So that’s where I am at the moment: inbetweeny and learning to trust God with the everyday. And whenever I make the effort to focus on him, there he is with me, just like when I woke up after my operation nearly two years ago. Right in the room with us, where he always is even if we don’t notice.

 

 

World cancer Day

What does World cancer day mean to me?
Today is world cancer day, and I’ve been thinking about why the day
is important to me.
There are three things:
1) A chance to raise awareness.
A great thing about WCD is that is raises awareness of this disease.
Yes, people have heard of cancer, but do they know what to look
out for in their own bodies?
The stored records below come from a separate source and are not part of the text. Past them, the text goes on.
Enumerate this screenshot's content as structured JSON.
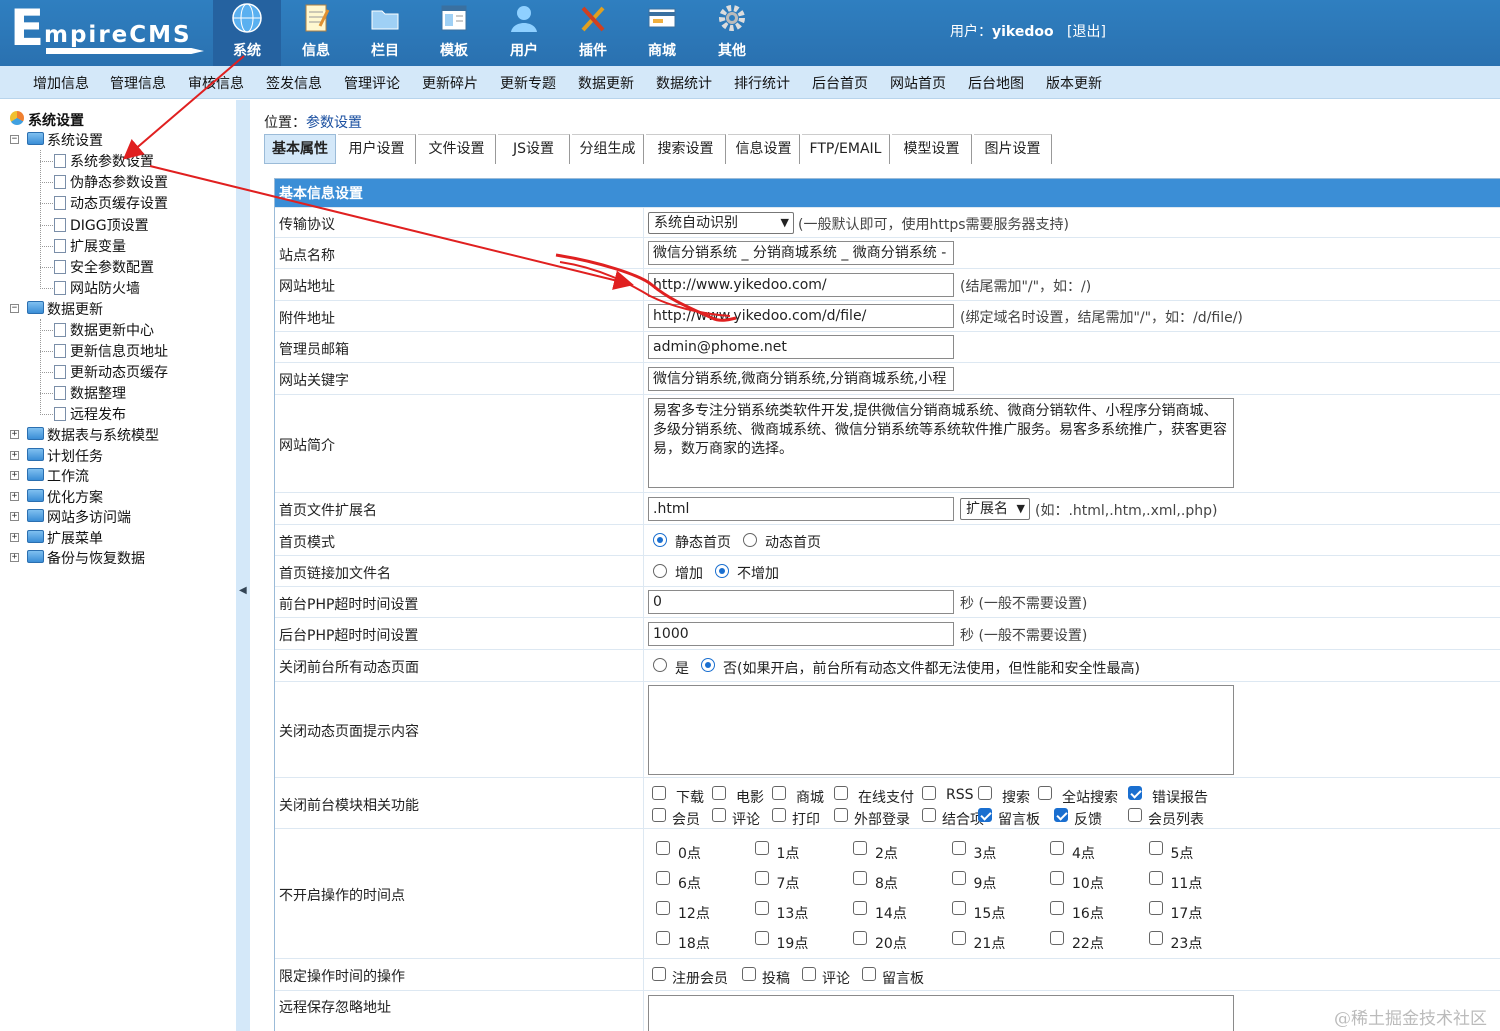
{
  "header": {
    "logo_initial": "E",
    "logo_rest": "mpireCMS",
    "main_tabs": [
      {
        "label": "系统",
        "icon": "globe-icon"
      },
      {
        "label": "信息",
        "icon": "notepad-icon"
      },
      {
        "label": "栏目",
        "icon": "folder-icon"
      },
      {
        "label": "模板",
        "icon": "template-icon"
      },
      {
        "label": "用户",
        "icon": "user-icon"
      },
      {
        "label": "插件",
        "icon": "tools-icon"
      },
      {
        "label": "商城",
        "icon": "card-icon"
      },
      {
        "label": "其他",
        "icon": "gear-icon"
      }
    ],
    "user_prefix": "用户：",
    "username": "yikedoo",
    "logout": "[退出]"
  },
  "subnav": [
    "增加信息",
    "管理信息",
    "审核信息",
    "签发信息",
    "管理评论",
    "更新碎片",
    "更新专题",
    "数据更新",
    "数据统计",
    "排行统计",
    "后台首页",
    "网站首页",
    "后台地图",
    "版本更新"
  ],
  "tree": {
    "root": "系统设置",
    "g1": "系统设置",
    "g1_items": [
      "系统参数设置",
      "伪静态参数设置",
      "动态页缓存设置",
      "DIGG顶设置",
      "扩展变量",
      "安全参数配置",
      "网站防火墙"
    ],
    "g2": "数据更新",
    "g2_items": [
      "数据更新中心",
      "更新信息页地址",
      "更新动态页缓存",
      "数据整理",
      "远程发布"
    ],
    "groups": [
      "数据表与系统模型",
      "计划任务",
      "工作流",
      "优化方案",
      "网站多访问端",
      "扩展菜单",
      "备份与恢复数据"
    ]
  },
  "main": {
    "crumb_prefix": "位置：",
    "crumb_link": "参数设置",
    "tabs": [
      "基本属性",
      "用户设置",
      "文件设置",
      "JS设置",
      "分组生成",
      "搜索设置",
      "信息设置",
      "FTP/EMAIL",
      "模型设置",
      "图片设置"
    ],
    "section_title": "基本信息设置"
  },
  "form": {
    "protocol_label": "传输协议",
    "protocol_value": "系统自动识别",
    "protocol_note": "(一般默认即可，使用https需要服务器支持)",
    "sitename_label": "站点名称",
    "sitename_value": "微信分销系统 _ 分销商城系统 _ 微商分销系统 -",
    "siteurl_label": "网站地址",
    "siteurl_value": "http://www.yikedoo.com/",
    "siteurl_note": "(结尾需加\"/\"，如：/)",
    "fileurl_label": "附件地址",
    "fileurl_value": "http://www.yikedoo.com/d/file/",
    "fileurl_note": "(绑定域名时设置，结尾需加\"/\"，如：/d/file/)",
    "email_label": "管理员邮箱",
    "email_value": "admin@phome.net",
    "keywords_label": "网站关键字",
    "keywords_value": "微信分销系统,微商分销系统,分销商城系统,小程",
    "intro_label": "网站简介",
    "intro_value": "易客多专注分销系统类软件开发,提供微信分销商城系统、微商分销软件、小程序分销商城、多级分销系统、微商城系统、微信分销系统等系统软件推广服务。易客多系统推广，获客更容易，数万商家的选择。",
    "ext_label": "首页文件扩展名",
    "ext_value": ".html",
    "ext_select": "扩展名",
    "ext_note": "(如：.html,.htm,.xml,.php)",
    "mode_label": "首页模式",
    "mode_static": "静态首页",
    "mode_dynamic": "动态首页",
    "link_label": "首页链接加文件名",
    "link_add": "增加",
    "link_noadd": "不增加",
    "front_timeout_label": "前台PHP超时时间设置",
    "front_timeout_value": "0",
    "timeout_note": "秒 (一般不需要设置)",
    "back_timeout_label": "后台PHP超时时间设置",
    "back_timeout_value": "1000",
    "close_dyn_label": "关闭前台所有动态页面",
    "close_yes": "是",
    "close_no": "否(如果开启，前台所有动态文件都无法使用，但性能和安全性最高)",
    "close_msg_label": "关闭动态页面提示内容",
    "close_modules_label": "关闭前台模块相关功能",
    "modules_row1": [
      {
        "label": "下载",
        "checked": false
      },
      {
        "label": "电影",
        "checked": false
      },
      {
        "label": "商城",
        "checked": false
      },
      {
        "label": "在线支付",
        "checked": false
      },
      {
        "label": "RSS",
        "checked": false
      },
      {
        "label": "搜索",
        "checked": false
      },
      {
        "label": "全站搜索",
        "checked": false
      },
      {
        "label": "错误报告",
        "checked": true
      }
    ],
    "modules_row2": [
      {
        "label": "会员",
        "checked": false
      },
      {
        "label": "评论",
        "checked": false
      },
      {
        "label": "打印",
        "checked": false
      },
      {
        "label": "外部登录",
        "checked": false
      },
      {
        "label": "结合项",
        "checked": false
      },
      {
        "label": "留言板",
        "checked": true
      },
      {
        "label": "反馈",
        "checked": true
      },
      {
        "label": "会员列表",
        "checked": false
      }
    ],
    "hours_label": "不开启操作的时间点",
    "hours": [
      "0点",
      "1点",
      "2点",
      "3点",
      "4点",
      "5点",
      "6点",
      "7点",
      "8点",
      "9点",
      "10点",
      "11点",
      "12点",
      "13点",
      "14点",
      "15点",
      "16点",
      "17点",
      "18点",
      "19点",
      "20点",
      "21点",
      "22点",
      "23点"
    ],
    "limit_label": "限定操作时间的操作",
    "limit_ops": [
      "注册会员",
      "投稿",
      "评论",
      "留言板"
    ],
    "remote_label": "远程保存忽略地址"
  },
  "watermark": "@稀土掘金技术社区",
  "colors": {
    "topbar": "#2f7fc0",
    "subnav": "#d4e8f9",
    "section_header": "#3b8ed6",
    "annotation": "#e02020"
  }
}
Every cancer has different symptoms, but
if it encourages one person to stop ignoring that little lump in
their breast, or blood in their stools, or stomach pain that won’t go
away; if they get the kick up the bum to make an appointment with
their GP, which means that their cancer is caught early and can
be treated, then it’s worth it.
2) A chance to raise funds for vital cancer charities.
Cancer Research UK, Breast Cancer Care, and Macmillan are all
charities that I, along with many others, have benefitted from.
More research into prevention and treatments, more support
for those affected by cancer, and more political lobbying is needed.
3) For those who have lost loved ones to the disease,
a chance to remember them.
For those who currently have cancer; for those who will lose their lives
to it; or those who have lost health and time and joy to it, a chance
to reflect and be recognised. A chance to stand with others
and not feel alone.
A chance to unite.
20170204_191706